#### HOW TO COMPLETE THIS TASK:
Determine the number of lines below that contain the string "JSON", and state only that number.
===== STORED DATA
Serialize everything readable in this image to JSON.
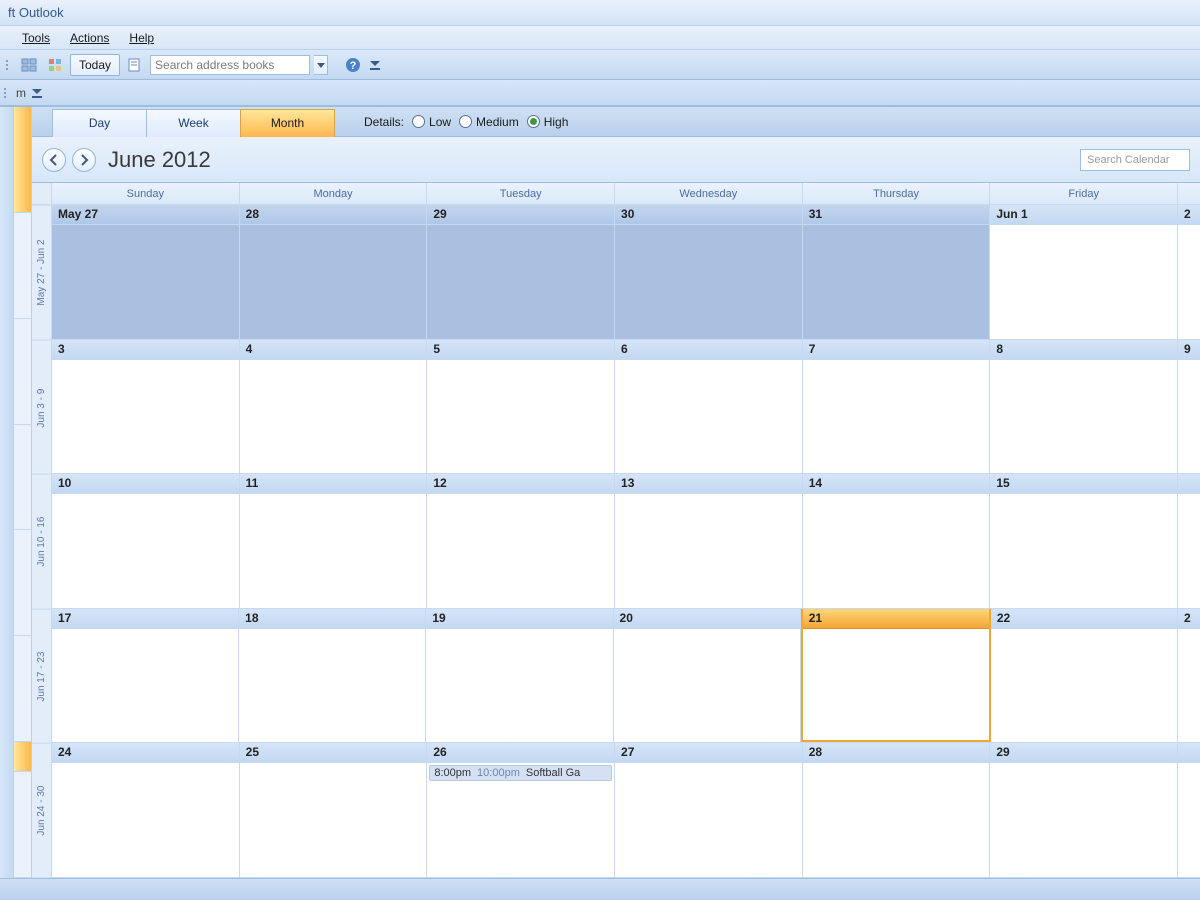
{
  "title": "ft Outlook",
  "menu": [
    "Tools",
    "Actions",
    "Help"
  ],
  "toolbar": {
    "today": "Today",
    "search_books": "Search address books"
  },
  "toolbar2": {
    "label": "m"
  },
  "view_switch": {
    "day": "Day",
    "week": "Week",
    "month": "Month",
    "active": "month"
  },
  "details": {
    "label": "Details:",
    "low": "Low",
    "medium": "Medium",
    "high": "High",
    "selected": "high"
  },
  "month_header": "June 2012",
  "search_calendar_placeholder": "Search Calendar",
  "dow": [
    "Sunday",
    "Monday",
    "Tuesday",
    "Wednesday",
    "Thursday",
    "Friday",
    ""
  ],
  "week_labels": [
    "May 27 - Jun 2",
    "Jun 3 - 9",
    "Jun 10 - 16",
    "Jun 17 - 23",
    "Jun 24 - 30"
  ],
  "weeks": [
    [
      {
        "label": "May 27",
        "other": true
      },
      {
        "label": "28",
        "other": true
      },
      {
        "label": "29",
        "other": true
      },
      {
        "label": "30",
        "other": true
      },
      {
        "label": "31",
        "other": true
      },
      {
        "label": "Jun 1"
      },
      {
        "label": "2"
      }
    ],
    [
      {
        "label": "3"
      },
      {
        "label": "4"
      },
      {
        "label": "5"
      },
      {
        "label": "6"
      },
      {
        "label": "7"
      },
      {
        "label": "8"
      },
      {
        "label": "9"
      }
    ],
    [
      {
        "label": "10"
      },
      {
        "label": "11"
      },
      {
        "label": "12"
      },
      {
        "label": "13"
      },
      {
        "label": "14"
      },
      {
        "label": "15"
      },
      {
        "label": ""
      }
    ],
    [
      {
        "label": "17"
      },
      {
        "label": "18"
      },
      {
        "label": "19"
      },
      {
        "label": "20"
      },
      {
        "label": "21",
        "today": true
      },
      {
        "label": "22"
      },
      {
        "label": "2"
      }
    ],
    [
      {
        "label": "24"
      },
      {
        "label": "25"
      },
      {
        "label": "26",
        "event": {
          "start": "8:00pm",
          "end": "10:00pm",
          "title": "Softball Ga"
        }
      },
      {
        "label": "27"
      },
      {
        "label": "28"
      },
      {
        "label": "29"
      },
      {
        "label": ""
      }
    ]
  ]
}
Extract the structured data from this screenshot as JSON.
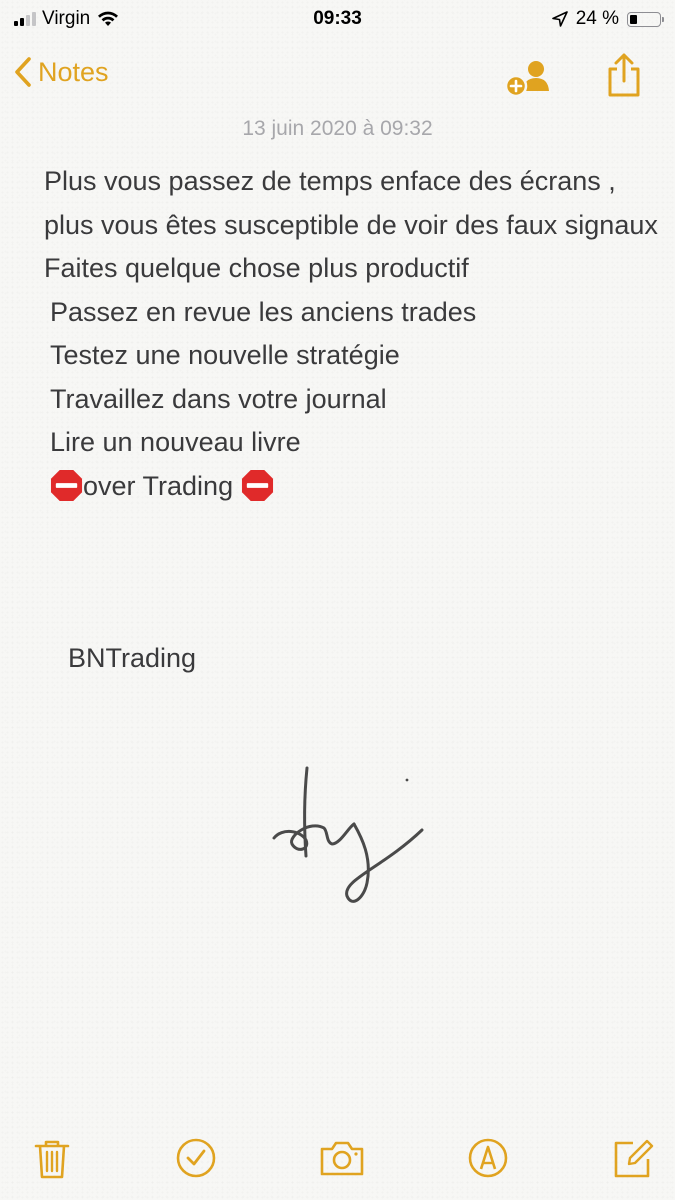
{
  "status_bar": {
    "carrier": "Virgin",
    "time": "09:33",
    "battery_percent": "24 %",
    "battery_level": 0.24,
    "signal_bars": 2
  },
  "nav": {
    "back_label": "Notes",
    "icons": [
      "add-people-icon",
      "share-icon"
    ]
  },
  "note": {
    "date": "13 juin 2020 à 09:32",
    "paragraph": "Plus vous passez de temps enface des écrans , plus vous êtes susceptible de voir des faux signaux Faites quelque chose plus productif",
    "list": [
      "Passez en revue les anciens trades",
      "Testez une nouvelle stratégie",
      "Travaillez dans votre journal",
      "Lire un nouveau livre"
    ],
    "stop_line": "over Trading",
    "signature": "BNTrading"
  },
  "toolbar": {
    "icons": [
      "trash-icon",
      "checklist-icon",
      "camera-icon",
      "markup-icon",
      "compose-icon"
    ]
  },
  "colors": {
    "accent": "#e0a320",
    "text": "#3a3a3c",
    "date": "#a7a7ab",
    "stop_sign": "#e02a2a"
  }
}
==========
#### OUTPUT OF THE EXERCISE:
2